Then the car drove by the skyblue cathedral. The huge marble statue that guarded its entrance was still imploring the Eternal One. Once they reached the main boulevard, Nina knew the house wasn’t much farther. She would have liked Hervé to do a U-turn and whisk her off someplace far away from the terrible truth she was about to confront.
Her cousin, however, just kept going. After a few minutes, they came into the neighborhood. She saw their street, a thin strip of tar, bordered by low-slung houses and trees with thick tufts of green leaves.
Two horn blasts. The watchman opened the gate and the car parked inside the yard, just where it always did. Her aunts were there, standing in the doorway. They hugged her tight, one after the other.
“My child, be strong,” murmured Aunt Affoué.
“Take heart…,” added Aunt Aya.
Feeling the warmth of their embrace, Nina couldn’t hold back her tears any longer. She let herself go in their arms.
Little by little, the two women led her inside.
The house had been invaded. People were coming out from all of the rooms. Some familiar faces, some not. Nina hugged her relatives and shook hands with the others. Tall candles had been placed in the four corners of the living room. This was no longer the home where she had lived. Her father’s absence was too much for her to bear.
After greeting everyone, she asked to go to his bedroom. The door was locked. Aunt Affoué opened it and then left her alone. The curtains had been drawn, but otherwise everything was as it should be. The bed had been made. Clothes were still hanging on the back of the chair. His glasses, watch, and wallet were on the bedside table. The room even smelled of her father, a scent she had known all her life.

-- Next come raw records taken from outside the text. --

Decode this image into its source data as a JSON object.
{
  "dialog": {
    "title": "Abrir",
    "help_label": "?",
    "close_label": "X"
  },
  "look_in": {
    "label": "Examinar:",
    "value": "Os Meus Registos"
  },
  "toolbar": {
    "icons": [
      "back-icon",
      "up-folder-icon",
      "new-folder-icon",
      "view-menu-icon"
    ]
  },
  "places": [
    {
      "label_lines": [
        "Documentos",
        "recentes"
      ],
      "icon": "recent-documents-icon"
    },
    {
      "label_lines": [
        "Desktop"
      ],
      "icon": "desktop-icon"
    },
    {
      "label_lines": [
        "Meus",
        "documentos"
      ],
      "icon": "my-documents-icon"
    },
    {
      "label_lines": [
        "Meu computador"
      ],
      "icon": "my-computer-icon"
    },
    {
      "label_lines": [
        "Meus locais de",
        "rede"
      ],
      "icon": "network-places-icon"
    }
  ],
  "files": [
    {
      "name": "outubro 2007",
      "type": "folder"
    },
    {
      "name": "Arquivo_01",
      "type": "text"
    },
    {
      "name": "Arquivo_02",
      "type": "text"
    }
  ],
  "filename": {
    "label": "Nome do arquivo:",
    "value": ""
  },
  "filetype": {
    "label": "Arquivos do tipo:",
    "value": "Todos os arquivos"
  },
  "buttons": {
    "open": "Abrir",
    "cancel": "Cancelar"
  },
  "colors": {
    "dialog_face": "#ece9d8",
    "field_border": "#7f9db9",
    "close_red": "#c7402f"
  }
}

She lay down on the bed, her head buried in the pillow. The mattress still bore the imprint made over the years by her father’s body. She tried to get ahold of her emotions. Memories kept bubbling up to the surface. She remembered the last time she had spoken to him. She was in an airport, waiting for her plane, heading off on another of her many trips. She had called him on her cell phone. The connection had been so clear she felt like she was right there next to him.
“What’s the situation like right now? Is the peace treaty really going to be signed soon?”
She was trying not to show her fears. The last news she’d heard on RFI—Radio France International—wasn’t good.
“Nothing’s certain yet, my daughter. The government is insisting on unilateral disarmament as a precondition. The rebels have to turn in their weapons.”
She thought his voice sounded weaker than usual.
“Papa, what’s wrong? You’re not feeling well?”
“Oh, it’s nothing, just a little tired. I’m already in bed. There’s a wedding party at the house today, but I had to go to bed early. It’s your cousin, Hortense, you remember her, don’t you? Uncle Jacob’s daughter. I hosted the ceremony.”
Voices and bits of music filtered in through the phone.
“And you, haven’t you found a new wife to take Mom’s place yet?” she asked, trying to sound lighthearted.
He laughed on the other end of the line.
“Oh, you know me…I’m too old for women now…”
She just had time to exclaim, “You’ll never be too old!” when the loudspeakers cut her off, loudly announcing her flight.
A line of passengers was already forming at the gate.
“Hugs and kisses, Papa. I’ll call you when I get back. Take good care of yourself.”
It was typical. Typical of her life. Of the whirlpool her life had become. Her last conversation with her father, and it had been in a soulless, public place, the people around her scattering to the four corners of the earth. How could she ever have believed, even for an instant, that telephone calls would make up for her absence at his side?